Work instruction:
Using the entries below, show all lines with the string "avatar".

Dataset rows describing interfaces

****

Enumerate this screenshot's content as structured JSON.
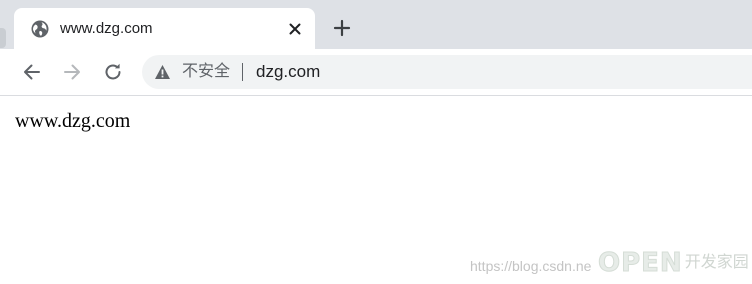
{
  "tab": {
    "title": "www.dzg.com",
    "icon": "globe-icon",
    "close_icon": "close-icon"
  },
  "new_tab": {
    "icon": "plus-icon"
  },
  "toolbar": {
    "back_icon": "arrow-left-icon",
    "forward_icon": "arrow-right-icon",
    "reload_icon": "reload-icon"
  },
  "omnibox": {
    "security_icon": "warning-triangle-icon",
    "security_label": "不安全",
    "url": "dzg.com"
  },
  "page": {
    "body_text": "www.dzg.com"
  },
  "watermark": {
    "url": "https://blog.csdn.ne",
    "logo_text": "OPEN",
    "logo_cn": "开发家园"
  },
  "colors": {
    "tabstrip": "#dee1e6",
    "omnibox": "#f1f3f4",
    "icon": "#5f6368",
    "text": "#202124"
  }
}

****

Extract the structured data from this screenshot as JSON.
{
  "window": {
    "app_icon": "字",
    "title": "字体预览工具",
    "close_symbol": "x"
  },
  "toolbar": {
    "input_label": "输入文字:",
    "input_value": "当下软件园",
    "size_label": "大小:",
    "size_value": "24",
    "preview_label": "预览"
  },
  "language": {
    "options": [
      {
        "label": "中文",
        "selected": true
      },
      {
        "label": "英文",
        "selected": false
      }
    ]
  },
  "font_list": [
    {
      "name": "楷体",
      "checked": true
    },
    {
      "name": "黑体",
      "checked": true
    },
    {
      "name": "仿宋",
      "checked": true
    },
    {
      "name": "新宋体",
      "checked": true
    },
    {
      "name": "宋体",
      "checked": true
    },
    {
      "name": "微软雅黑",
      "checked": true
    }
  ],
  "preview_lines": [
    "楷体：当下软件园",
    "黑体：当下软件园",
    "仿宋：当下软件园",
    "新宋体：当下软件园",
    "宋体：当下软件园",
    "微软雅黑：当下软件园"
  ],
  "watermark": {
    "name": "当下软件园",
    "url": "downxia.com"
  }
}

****

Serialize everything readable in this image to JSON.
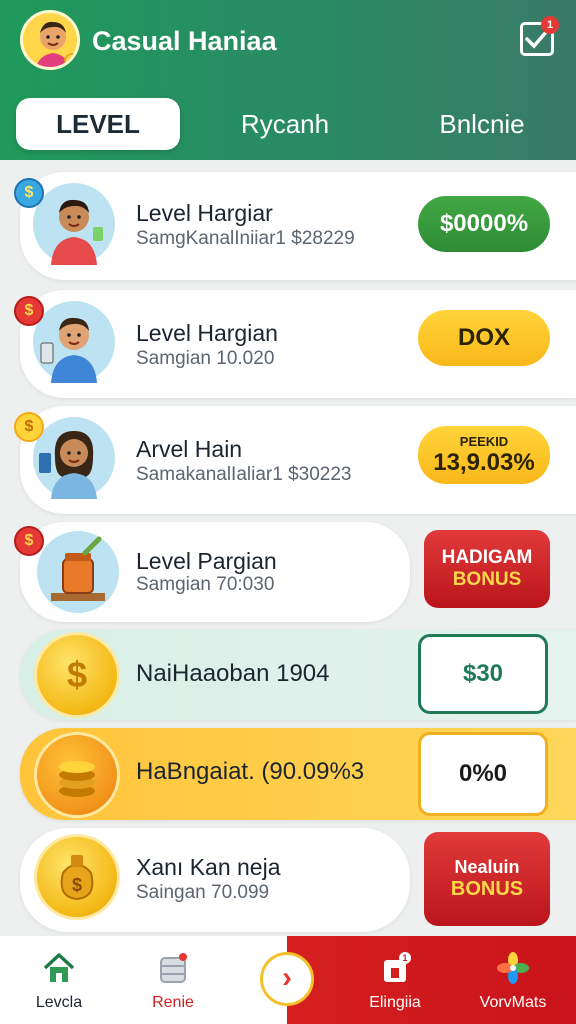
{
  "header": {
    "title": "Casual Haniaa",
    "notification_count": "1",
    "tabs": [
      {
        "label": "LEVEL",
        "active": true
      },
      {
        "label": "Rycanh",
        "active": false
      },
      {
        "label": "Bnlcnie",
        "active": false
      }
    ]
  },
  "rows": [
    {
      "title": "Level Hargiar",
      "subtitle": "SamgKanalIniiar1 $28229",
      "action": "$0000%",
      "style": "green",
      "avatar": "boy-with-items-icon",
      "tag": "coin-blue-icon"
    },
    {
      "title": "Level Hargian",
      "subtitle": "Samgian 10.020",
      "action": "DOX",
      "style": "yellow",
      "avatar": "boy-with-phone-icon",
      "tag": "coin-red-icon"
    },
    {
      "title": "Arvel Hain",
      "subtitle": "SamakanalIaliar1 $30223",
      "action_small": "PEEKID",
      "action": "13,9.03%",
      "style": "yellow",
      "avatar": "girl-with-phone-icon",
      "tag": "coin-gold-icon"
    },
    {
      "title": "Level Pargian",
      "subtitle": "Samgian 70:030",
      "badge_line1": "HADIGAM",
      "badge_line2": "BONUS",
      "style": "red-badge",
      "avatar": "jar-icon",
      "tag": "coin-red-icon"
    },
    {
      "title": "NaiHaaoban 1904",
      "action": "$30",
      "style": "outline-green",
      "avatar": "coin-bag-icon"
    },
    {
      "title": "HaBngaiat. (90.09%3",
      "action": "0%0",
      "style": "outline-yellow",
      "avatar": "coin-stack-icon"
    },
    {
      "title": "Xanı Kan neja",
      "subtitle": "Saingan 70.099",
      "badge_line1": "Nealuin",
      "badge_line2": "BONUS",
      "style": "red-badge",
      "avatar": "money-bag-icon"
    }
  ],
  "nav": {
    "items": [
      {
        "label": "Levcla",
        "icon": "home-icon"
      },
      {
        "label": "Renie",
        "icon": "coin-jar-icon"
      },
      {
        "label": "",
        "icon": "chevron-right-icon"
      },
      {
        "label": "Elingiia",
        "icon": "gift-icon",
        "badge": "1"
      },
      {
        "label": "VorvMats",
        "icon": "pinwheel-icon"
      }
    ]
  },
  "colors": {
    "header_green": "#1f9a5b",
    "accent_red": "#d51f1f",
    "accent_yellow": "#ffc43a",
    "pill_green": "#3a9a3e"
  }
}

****

Your response:
      "avatar": "boy-with-items-icon",
      "avatar": "boy-with-phone-icon",
      "avatar": "girl-with-phone-icon",
      "avatar": "jar-icon",
      "avatar": "coin-bag-icon"
      "avatar": "coin-stack-icon"
      "avatar": "money-bag-icon"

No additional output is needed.